The Corner Cupboard sits on the corner of High Street West and Arundel Street in Glossop.
The Crispin, in Great Longstone, is named after St Crispin, the patron saint of shoemakers. Flemish weavers settled in this area of Derbyshire, establishing a stocking industry which led to trade in shoes.
The Derby Tup in Whittington, Chesterfield, is a reference to a folk custom - alternatively called Old Tup - involving teams of men following a hobby horse with a goat's or sheep's head that is carried by an individual hidden under a cloth. The hobby horse was carried around to local houses where payment was expected for its appearance.
At the back of The Lime Kiln, in Wirksworth, there is a former limestone quarry.
The name of The Barley Mow, on Saltergate in Chesterfield, is a nod to an old folk tune that became a drinking song. A barley mow is a stack of barley, a grain malted for brewing beer.
The Spread Eagle, on Beetwell Street in Chesterfield, refers to the heraldic eagle that would appear on a coat of arms.
The Pillar of Rock in Bolsover stands on the site of three brick-built cottages.

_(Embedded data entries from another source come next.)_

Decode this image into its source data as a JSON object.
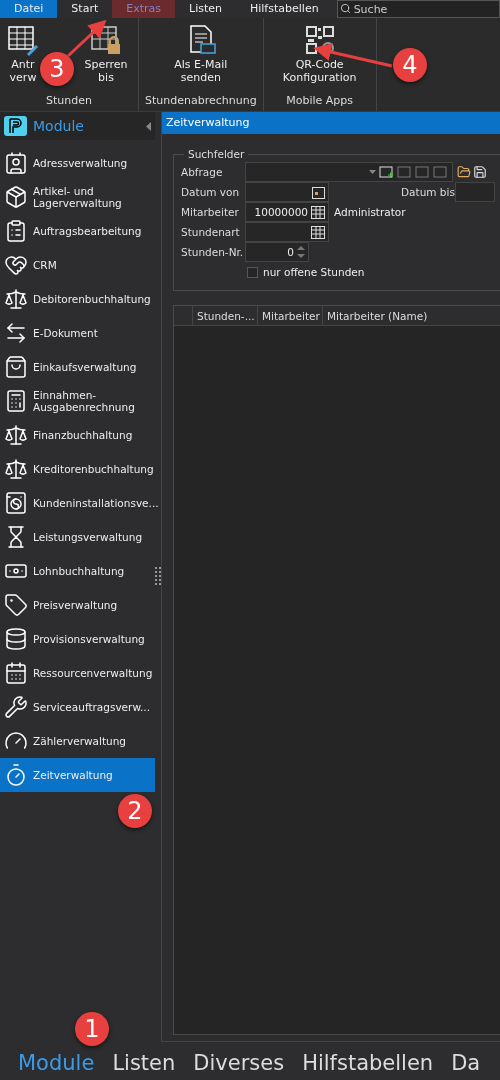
{
  "menu_tabs": [
    {
      "label": "Datei",
      "kind": "file",
      "selected": false
    },
    {
      "label": "Start",
      "kind": "tab",
      "selected": false
    },
    {
      "label": "Extras",
      "kind": "tab",
      "selected": true
    },
    {
      "label": "Listen",
      "kind": "tab",
      "selected": false
    },
    {
      "label": "Hilfstabellen",
      "kind": "tab",
      "selected": false
    }
  ],
  "search": {
    "placeholder": "Suche"
  },
  "ribbon_groups": [
    {
      "label": "Stunden",
      "buttons": [
        {
          "lines": [
            "Antr",
            "verw"
          ]
        },
        {
          "lines": [
            "Sperren",
            "bis"
          ]
        }
      ]
    },
    {
      "label": "Stundenabrechnung",
      "buttons": [
        {
          "lines": [
            "Als E-Mail",
            "senden"
          ]
        }
      ]
    },
    {
      "label": "Mobile Apps",
      "buttons": [
        {
          "lines": [
            "QR-Code",
            "Konfiguration"
          ]
        }
      ]
    }
  ],
  "sidebar": {
    "title": "Module",
    "items": [
      {
        "label": "Adressverwaltung",
        "selected": false
      },
      {
        "label": "Artikel- und Lagerverwaltung",
        "selected": false
      },
      {
        "label": "Auftragsbearbeitung",
        "selected": false
      },
      {
        "label": "CRM",
        "selected": false
      },
      {
        "label": "Debitorenbuchhaltung",
        "selected": false
      },
      {
        "label": "E-Dokument",
        "selected": false
      },
      {
        "label": "Einkaufsverwaltung",
        "selected": false
      },
      {
        "label": "Einnahmen-Ausgabenrechnung",
        "selected": false
      },
      {
        "label": "Finanzbuchhaltung",
        "selected": false
      },
      {
        "label": "Kreditorenbuchhaltung",
        "selected": false
      },
      {
        "label": "Kundeninstallationsve...",
        "selected": false
      },
      {
        "label": "Leistungsverwaltung",
        "selected": false
      },
      {
        "label": "Lohnbuchhaltung",
        "selected": false
      },
      {
        "label": "Preisverwaltung",
        "selected": false
      },
      {
        "label": "Provisionsverwaltung",
        "selected": false
      },
      {
        "label": "Ressourcenverwaltung",
        "selected": false
      },
      {
        "label": "Serviceauftragsverw...",
        "selected": false
      },
      {
        "label": "Zählerverwaltung",
        "selected": false
      },
      {
        "label": "Zeitverwaltung",
        "selected": true
      }
    ]
  },
  "panel": {
    "title": "Zeitverwaltung",
    "group_title": "Suchfelder",
    "fields": {
      "abfrage": {
        "label": "Abfrage"
      },
      "datum_von": {
        "label": "Datum von"
      },
      "datum_bis": {
        "label": "Datum bis"
      },
      "mitarbeiter": {
        "label": "Mitarbeiter",
        "value": "10000000",
        "name": "Administrator"
      },
      "stundenart": {
        "label": "Stundenart"
      },
      "stunden_nr": {
        "label": "Stunden-Nr.",
        "value": "0"
      }
    },
    "checkbox": {
      "label": "nur offene Stunden",
      "checked": false
    },
    "table": {
      "columns": [
        "Stunden-...",
        "Mitarbeiter",
        "Mitarbeiter (Name)"
      ]
    }
  },
  "bottom_tabs": [
    {
      "label": "Module",
      "selected": true
    },
    {
      "label": "Listen",
      "selected": false
    },
    {
      "label": "Diverses",
      "selected": false
    },
    {
      "label": "Hilfstabellen",
      "selected": false
    },
    {
      "label": "Da",
      "selected": false
    }
  ],
  "annotations": [
    {
      "number": "1"
    },
    {
      "number": "2"
    },
    {
      "number": "3"
    },
    {
      "number": "4"
    }
  ]
}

The cottages had cellars going down into a pillar of rock which is said to have remained intact during Bolsover’s transformation into a coal town.
The Burnt Pig Ale 'Ouse in Ilkeston is a name people 'remember', the micropub's owner Simon Clarke said in 2015. "The name came about from a drunken night out when a group of us were thinking of names," he explained. The place is known for the quality of its pork scratchings.